If our feet were completely callous free, it’d be painful to walk at all. So don’t go too deep with your pumice stone when you try to remove them. Be gentle and take your time. Get a bottle of polish and paint them a pretty color.

Take a walk with a trusted friend and show off your beautiful self in the process of healing. Wear those mandals proudly.

• Samantha Walker is a co-pastor of North Star Vineyard. “Living Growing” is a weekly column written by different authors and submitted by local clergy and spiritual leaders.

More in Neighbors

Maj. Gina Halverson is co-leader of The Salvation Army Juneau Corps. (Robert DeBerry/The Salvation Army)
Living and Growing: “Don’t cry because it’s over, smile because it happened.”

Ever have to say goodbye unexpectedly?

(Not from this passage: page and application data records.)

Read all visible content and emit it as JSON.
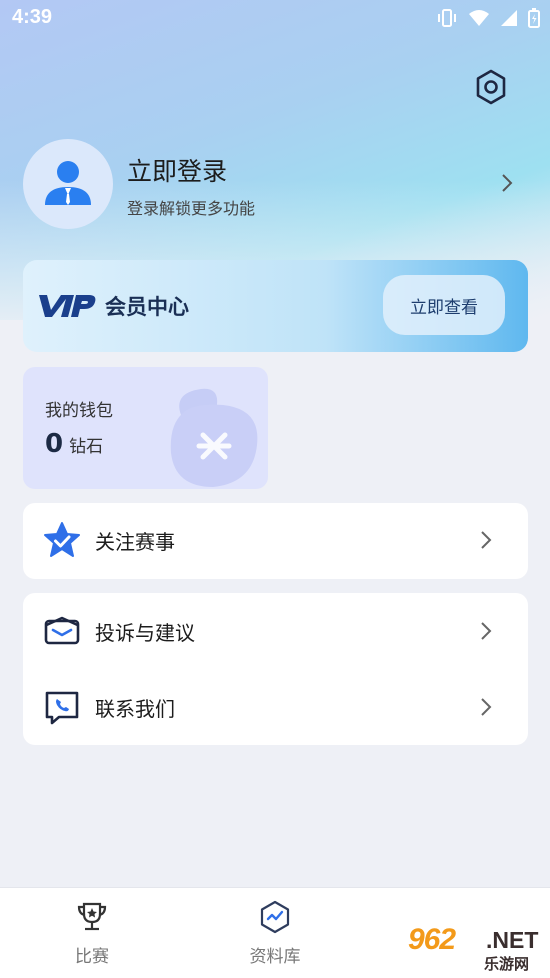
{
  "status_bar": {
    "time": "4:39",
    "icons": [
      "vibrate-icon",
      "wifi-icon",
      "signal-icon",
      "battery-icon"
    ]
  },
  "header": {
    "settings_icon": "gear-icon"
  },
  "profile": {
    "title": "立即登录",
    "subtitle": "登录解锁更多功能",
    "avatar_icon": "user-avatar-icon"
  },
  "vip": {
    "logo": "VIP",
    "title": "会员中心",
    "button_label": "立即查看"
  },
  "wallet": {
    "title": "我的钱包",
    "amount": "0",
    "unit": "钻石"
  },
  "menu_group_1": [
    {
      "label": "关注赛事",
      "icon": "star-check-icon"
    }
  ],
  "menu_group_2": [
    {
      "label": "投诉与建议",
      "icon": "envelope-icon"
    },
    {
      "label": "联系我们",
      "icon": "phone-chat-icon"
    }
  ],
  "tabbar": {
    "tabs": [
      {
        "label": "比赛",
        "icon": "trophy-icon"
      },
      {
        "label": "资料库",
        "icon": "stats-shield-icon"
      }
    ]
  },
  "watermark": {
    "number": "962",
    "net": ".NET",
    "site": "乐游网"
  },
  "colors": {
    "accent_blue": "#2f6fe8",
    "vip_gradient_end": "#5fb8ef",
    "watermark_orange": "#f39a1a"
  }
}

A car accident, a drug overdose,… Continue reading

Visitors look at an art exhibit by Eric and Pam Bealer at Alaska Robotics that is on display until Sunday. (Photo courtesy of the Sitka Conservation Society)
Neighbors briefs

Art show fundraiser features works from Alaska Folk Festival The Sitka Conservation… Continue reading

U.S. Sen. Lisa Murkowski meets with Thunder Mountain High School senior Elizabeth Djajalie in March in Washington, D.C., when Djajalie was one of two Alaskans chosen as delegates for the Senate Youth Program. (Photo courtesy U.S. Sen. Lisa Murkowski’s office)
Neighbors: Juneau student among four National Honor Society Scholarship Award winners

TMHS senior Elizabeth Djajalie selected from among nearly 17,000 applicants.

The 2024 Alaska Junior Duck Stamp Contest winning painting of an American Wigeon titled “Perusing in the Pond” by Jade Hicks, a student at Thunder Mountain High School. (Photo courtesy of the U.S. Fish and Wildlife Service)
THMS student Jade Hicks wins 2024 Alaska Junior Duck Stamp Contest

Jade Hicks, 18, a student at Thunder Mountain High School, took top… Continue reading

(Photo courtesy of The Central Council of the Tlingit and Haida Indian Tribes of Alaska)
Neighbors: Tunic returned to the Dakhl’aweidí clan

After more than 50 years, the Wooch dakádin kéet koodás’ (Killerwhales Facing… Continue reading

A handmade ornament from a previous U.S. Capitol Christmas Tree. (Photo courtesy of U.S. Capitol Christmas Tree)
Neighbors briefs

Ornaments sought for 2024 U.S. Capitol Christmas Tree The Alaska Region of… Continue reading

(Photo by Gina Delrosario)
Living and Growing: Divine Mercy Sunday

Part one of a two-part series

(City and Borough of Juneau photo)
Neighbors Briefs

Registration for Parks & Rec summer camps opens April 1 The City… Continue reading

Easter eggs in their celebratory stage, before figuring out what to do once people have eaten their fill. (Photo by Depositphotos via AP)
Gimme A Smile: Easter Eggs — what to do with them now?

From Little League practice to practicing being POTUS, there’s many ways to get cracking.

A fruit salad that can be adjusted to fit the foods of the season. (Photo by Patty Schied)
Cooking for Pleasure: A Glorious Fruit Salad for a Company Dinner

Most people don’t think of a fruit salad as a dessert. This… Continue reading